Steve Jobs, co-founder and chairman of Apple, has died of cancer, aged 56. Jobs stepped down from the role of CEO in August, saying he could “no longer meet my duties and expectations”. In a statement, Apple said "Steve's brilliance, passion and energy were the source of countless innovations that enrich and improve all of our lives."
Many believe that Steve Jobs is indispensable and that without his vision, Apple will falter. First, don't expect to see any sudden failure from Apple. They have several years of new products in development and seem to have a clear strategic view with regard to iOS, the cloud and the future of the Mac product line.
So what did Jobs bring to Apple? As co-founder of Apple with Steve Wozniak, Jobs was not the electronics genius; Woz designed the Apple I and Apple II. Jobs raised the money, sold the early computers and importantly, wanted the Apple II to look beautiful, like a sleek European hi-fi rather than a ham radio kit. He also saw in the revolutionary interface of the Macintosh (inspired by a demo he saw at Xerox PARC) that computers could be easy to use.
The first Macintosh, released in 1984, was a breakthrough, but was crippled by inadequate hardware, and this – along with his mercurial management style – eventually led to Jobs' departure from Apple. I believe this was a lesson Jobs learnt well and never forgot; there must be a total synergy between hardware and software to deliver a really great user experience. He also recognised, unusually for the IT industry, that most users only care about what they can do with their tech toys, not what the specifications are. You may notice that Apple adverts always show what people can do with the hardware, and never emphasise how many gigabytes or megahertz the product has.
Another key to Jobs' success was his understanding of supply side logistics. As a kid Jobs worked for an electronics store in Silicon Valley, and he knew the importance of sourcing components at a good price. Once regarded as over-priced (called the "Apple Tax"), Apple's products now feature drop-dead gorgeous designs and are hard to beat on price. Almost two years after the release of the iPad, a legion of competitors have still failed to deliver a tablet with a similar spec at a lower price.
When the history of computing is written, Steve Jobs will have a significant place as somebody who put the users first, making computers both easier and sometimes a joy to use.

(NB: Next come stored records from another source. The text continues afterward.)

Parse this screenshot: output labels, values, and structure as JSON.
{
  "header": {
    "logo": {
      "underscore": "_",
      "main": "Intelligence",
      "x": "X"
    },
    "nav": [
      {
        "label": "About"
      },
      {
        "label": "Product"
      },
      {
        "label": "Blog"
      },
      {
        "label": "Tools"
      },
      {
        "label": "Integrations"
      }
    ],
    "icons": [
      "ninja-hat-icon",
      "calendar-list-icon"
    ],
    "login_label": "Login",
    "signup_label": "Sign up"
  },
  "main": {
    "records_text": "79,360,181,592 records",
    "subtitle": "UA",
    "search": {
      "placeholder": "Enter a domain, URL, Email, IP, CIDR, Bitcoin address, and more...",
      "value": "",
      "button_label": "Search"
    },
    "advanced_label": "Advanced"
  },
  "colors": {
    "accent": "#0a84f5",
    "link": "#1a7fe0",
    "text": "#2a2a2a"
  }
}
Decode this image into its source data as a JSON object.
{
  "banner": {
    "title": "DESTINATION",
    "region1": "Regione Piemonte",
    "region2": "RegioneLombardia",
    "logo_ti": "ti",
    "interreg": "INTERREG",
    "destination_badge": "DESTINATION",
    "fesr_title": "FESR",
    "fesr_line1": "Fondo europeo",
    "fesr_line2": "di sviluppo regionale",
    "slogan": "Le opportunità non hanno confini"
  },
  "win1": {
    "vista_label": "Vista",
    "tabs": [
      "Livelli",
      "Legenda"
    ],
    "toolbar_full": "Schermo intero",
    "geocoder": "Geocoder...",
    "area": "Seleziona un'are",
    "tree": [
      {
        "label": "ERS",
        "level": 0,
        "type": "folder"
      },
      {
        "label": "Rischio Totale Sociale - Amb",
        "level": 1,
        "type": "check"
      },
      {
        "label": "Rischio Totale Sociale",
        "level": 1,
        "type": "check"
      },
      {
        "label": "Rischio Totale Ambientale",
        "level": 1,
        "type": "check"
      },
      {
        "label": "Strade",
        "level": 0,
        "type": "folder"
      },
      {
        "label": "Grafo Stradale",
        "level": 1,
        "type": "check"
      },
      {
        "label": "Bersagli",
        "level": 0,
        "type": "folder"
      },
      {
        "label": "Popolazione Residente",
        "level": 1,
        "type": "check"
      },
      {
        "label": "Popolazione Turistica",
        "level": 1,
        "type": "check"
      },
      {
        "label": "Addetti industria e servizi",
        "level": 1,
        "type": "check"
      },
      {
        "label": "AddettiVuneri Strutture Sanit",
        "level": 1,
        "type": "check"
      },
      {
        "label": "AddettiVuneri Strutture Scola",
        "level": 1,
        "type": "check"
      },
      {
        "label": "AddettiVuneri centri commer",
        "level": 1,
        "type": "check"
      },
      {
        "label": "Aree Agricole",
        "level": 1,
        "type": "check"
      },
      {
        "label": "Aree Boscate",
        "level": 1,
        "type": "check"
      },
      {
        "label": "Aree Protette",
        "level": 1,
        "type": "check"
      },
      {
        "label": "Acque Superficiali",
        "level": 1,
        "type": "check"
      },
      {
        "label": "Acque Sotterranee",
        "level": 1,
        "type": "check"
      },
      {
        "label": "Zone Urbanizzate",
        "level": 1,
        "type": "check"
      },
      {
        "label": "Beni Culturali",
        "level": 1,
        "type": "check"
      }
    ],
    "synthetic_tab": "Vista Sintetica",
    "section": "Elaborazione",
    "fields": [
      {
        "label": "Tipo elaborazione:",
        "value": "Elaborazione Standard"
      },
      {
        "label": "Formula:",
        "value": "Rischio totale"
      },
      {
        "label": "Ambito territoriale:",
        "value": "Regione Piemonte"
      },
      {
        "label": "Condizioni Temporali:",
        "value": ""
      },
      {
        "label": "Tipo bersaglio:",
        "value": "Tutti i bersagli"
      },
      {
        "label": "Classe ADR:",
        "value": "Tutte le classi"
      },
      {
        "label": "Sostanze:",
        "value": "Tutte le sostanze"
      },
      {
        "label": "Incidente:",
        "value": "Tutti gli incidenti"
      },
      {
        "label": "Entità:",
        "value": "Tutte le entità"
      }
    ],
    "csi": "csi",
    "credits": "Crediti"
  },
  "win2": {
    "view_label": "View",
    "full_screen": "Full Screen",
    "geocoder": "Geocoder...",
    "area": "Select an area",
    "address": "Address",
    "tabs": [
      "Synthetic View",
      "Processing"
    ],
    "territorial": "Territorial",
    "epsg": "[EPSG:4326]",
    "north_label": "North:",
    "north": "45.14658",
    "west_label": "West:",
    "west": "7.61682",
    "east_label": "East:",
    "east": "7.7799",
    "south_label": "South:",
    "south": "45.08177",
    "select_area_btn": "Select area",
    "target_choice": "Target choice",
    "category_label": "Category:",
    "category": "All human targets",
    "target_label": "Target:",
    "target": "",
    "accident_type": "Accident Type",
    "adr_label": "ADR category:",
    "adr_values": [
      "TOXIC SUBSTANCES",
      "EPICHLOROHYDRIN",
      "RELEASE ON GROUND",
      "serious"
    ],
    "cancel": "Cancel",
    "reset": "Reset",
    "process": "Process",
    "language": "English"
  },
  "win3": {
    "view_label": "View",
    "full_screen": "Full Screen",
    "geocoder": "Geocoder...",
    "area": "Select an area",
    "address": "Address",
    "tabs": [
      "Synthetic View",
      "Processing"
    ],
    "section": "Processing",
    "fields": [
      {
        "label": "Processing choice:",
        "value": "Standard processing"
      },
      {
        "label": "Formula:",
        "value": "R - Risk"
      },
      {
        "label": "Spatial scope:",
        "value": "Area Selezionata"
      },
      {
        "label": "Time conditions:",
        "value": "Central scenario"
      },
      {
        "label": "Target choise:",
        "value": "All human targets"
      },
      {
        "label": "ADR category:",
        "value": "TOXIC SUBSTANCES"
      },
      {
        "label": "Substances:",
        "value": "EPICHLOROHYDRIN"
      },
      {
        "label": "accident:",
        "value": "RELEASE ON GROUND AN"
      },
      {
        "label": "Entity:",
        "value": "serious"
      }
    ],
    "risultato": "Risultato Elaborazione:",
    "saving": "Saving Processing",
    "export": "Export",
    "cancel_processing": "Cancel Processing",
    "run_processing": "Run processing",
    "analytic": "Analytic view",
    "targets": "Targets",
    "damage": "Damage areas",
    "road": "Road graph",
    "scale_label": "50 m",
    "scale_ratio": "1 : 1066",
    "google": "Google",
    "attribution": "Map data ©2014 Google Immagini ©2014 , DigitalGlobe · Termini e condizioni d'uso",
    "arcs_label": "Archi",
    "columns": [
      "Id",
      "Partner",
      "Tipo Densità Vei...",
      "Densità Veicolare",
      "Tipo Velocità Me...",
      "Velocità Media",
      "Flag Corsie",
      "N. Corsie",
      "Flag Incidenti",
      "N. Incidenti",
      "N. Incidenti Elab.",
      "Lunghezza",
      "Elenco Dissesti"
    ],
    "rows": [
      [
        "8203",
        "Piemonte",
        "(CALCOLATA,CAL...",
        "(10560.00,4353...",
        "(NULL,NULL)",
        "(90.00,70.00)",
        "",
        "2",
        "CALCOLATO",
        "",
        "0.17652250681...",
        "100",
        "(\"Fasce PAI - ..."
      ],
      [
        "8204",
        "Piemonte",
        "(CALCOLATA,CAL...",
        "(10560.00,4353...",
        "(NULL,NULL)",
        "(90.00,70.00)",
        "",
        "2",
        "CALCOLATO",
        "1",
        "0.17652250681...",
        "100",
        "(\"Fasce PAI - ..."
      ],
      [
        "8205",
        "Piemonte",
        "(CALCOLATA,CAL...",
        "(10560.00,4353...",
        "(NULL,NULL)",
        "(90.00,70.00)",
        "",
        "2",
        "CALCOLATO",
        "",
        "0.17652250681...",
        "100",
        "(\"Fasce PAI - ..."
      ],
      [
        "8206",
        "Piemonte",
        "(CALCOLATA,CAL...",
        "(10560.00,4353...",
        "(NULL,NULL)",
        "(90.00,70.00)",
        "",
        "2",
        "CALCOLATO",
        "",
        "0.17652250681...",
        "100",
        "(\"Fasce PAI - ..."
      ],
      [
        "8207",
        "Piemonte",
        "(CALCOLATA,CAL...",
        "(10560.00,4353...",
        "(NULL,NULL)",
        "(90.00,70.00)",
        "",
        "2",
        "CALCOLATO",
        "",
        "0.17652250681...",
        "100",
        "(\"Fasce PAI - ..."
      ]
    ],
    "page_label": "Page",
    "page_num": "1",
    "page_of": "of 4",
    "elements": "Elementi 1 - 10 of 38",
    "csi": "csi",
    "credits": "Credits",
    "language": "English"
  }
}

"Being the richest man in the cemetery doesn't matter to me ... Going to bed at night saying we've done something wonderful... that's what matters to me." - Steve Jobs
A sample chapter from my book featuring a biography of Steve Jobs is available here or from the menu above